Malcolm IV lived from 1141 to 9 December 1165 and was King of Scotland from 24 May 1153 to 9 December 1165. He was the grandson of David I. Malcolm's father, Henry of Scotland, 3rd Earl of Huntingdon, had died in 1152, leaving him as the heir to the throne. He was just 12 when he was crowned King of Scotland at Scone. The wider picture in Scotland at the time is set out in our Historical Timeline.
Throughout his reign the pious and frail Malcolm was consistently out-thought and outmanoeuvred by Henry II, who was crowned King of England in 1154, much to the dismay of many Scottish nobles. In 1149 Henry had promised David I he would uphold Scotland's claim to much of northern England. But in 1157 Henry summoned Malcolm to meet him at Chester. There they signed the Treaty of Chester under which Malcolm relinquished Scottish claims to Cumberland, Westmorland, Northumbria, and Carlisle. In return he was granted the Earldom of Huntingdon: arguably his by rights anyway in succession to his father.
This was not a good deal by any standards, though perhaps Malcolm judged that his refusal might spark a war with Henry II. With all the resources of Normandy, Aquitaine and England at his disposal, Henry was probably not the best man to go to war against at the time.
On his return to Scotland, Malcolm was besieged in Perth Castle by forces under the command of a number of Scottish nobles. Reconciliation was achieved following the intervention of the church: but it should have been clear to Malcolm the Maiden, as he was becoming known, that his dealings with Henry were not popular at home. Malcolm raised further concerns in Scotland when in 1159 he went to France with Henry II of England and supported him in the siege of Toulouse.
Others also sought to take advantage of Malcolm's perceived weakness during his reign. He successfully suppressed a major rebellion in Moray, but had a harder time dealing with Somerled, King of the Isles, who was building a power base in Argyll and trying to carve out a separate kingdom covering much of the territory that once made up Dalriada. Matters came to a head when Somerled landed an army of 15,000 men from 164 galleys at Greenock in 1164. He intended to capture Renfrew, but somewhere near Inchinnan (close to the site of today's Glasgow Airport), Somerled was betrayed and killed. His army departed without engaging in a full scale battle.

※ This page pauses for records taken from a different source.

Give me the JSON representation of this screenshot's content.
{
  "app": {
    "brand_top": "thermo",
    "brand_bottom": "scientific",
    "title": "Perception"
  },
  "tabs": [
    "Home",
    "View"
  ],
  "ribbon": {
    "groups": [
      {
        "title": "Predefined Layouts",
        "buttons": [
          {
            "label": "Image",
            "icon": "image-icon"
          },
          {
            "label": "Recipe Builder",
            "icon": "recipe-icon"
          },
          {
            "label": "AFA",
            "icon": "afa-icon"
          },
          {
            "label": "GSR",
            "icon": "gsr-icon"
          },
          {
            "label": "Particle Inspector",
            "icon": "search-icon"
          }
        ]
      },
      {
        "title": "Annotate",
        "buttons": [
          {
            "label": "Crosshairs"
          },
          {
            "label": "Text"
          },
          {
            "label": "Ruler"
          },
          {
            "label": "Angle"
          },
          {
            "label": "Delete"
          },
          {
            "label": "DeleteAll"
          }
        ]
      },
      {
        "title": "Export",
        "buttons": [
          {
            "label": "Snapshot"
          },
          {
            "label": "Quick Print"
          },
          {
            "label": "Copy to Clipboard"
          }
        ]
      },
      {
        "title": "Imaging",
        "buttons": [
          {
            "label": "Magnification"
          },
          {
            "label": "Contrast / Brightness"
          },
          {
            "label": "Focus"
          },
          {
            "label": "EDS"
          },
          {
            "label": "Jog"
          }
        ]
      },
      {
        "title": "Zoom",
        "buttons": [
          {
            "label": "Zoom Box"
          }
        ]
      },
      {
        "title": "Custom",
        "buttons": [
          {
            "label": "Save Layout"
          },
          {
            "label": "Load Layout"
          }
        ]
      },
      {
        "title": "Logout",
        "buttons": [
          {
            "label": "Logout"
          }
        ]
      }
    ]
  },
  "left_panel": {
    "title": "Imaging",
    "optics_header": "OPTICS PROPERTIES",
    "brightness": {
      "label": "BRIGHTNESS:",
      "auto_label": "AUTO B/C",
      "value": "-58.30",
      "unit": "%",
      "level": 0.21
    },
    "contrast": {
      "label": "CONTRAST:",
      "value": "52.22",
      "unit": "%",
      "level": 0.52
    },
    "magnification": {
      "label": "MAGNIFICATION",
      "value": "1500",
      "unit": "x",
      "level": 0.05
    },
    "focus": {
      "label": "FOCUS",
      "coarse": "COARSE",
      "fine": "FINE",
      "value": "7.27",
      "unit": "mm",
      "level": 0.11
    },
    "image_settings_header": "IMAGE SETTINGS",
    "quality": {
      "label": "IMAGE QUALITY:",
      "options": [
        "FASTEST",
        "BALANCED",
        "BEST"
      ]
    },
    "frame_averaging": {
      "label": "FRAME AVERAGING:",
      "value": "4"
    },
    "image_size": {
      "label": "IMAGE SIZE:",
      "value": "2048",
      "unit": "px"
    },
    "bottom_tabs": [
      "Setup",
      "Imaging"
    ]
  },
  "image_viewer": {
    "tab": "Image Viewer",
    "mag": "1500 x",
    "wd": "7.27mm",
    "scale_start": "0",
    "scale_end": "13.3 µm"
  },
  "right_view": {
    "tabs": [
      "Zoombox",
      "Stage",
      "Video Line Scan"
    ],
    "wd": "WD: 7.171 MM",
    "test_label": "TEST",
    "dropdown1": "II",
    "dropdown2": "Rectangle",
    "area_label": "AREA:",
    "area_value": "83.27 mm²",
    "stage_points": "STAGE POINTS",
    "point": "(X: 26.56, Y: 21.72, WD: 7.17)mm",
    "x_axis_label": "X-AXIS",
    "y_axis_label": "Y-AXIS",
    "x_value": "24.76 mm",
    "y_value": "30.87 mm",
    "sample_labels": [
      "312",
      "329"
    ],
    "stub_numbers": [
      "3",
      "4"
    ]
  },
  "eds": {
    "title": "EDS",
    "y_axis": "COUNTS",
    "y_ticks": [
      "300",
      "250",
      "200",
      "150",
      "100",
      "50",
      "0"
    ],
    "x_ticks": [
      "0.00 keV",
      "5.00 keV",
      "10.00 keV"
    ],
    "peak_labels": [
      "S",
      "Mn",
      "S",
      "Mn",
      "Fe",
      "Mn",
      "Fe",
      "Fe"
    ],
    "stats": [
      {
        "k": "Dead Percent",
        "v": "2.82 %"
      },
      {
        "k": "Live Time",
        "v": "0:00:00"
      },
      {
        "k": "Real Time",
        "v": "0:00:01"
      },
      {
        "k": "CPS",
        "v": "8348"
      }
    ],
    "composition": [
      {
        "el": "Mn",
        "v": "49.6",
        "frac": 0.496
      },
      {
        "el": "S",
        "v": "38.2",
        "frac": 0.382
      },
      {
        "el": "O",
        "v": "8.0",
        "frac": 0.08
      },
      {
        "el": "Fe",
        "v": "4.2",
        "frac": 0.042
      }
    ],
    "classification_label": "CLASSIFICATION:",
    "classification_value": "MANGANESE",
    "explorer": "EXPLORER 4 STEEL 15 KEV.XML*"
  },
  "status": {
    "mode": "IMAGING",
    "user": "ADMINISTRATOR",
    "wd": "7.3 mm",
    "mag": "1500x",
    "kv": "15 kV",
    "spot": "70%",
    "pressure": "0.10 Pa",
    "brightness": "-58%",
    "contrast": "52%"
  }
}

Despite Malcolm's unpopularity, it seems that his own death on 9 December 1165 in Jedburgh at the age of 24 was from natural causes. He was buried in Dunfermline Abbey. Malcolm was succeeded by his younger brother William I, or William the Lion.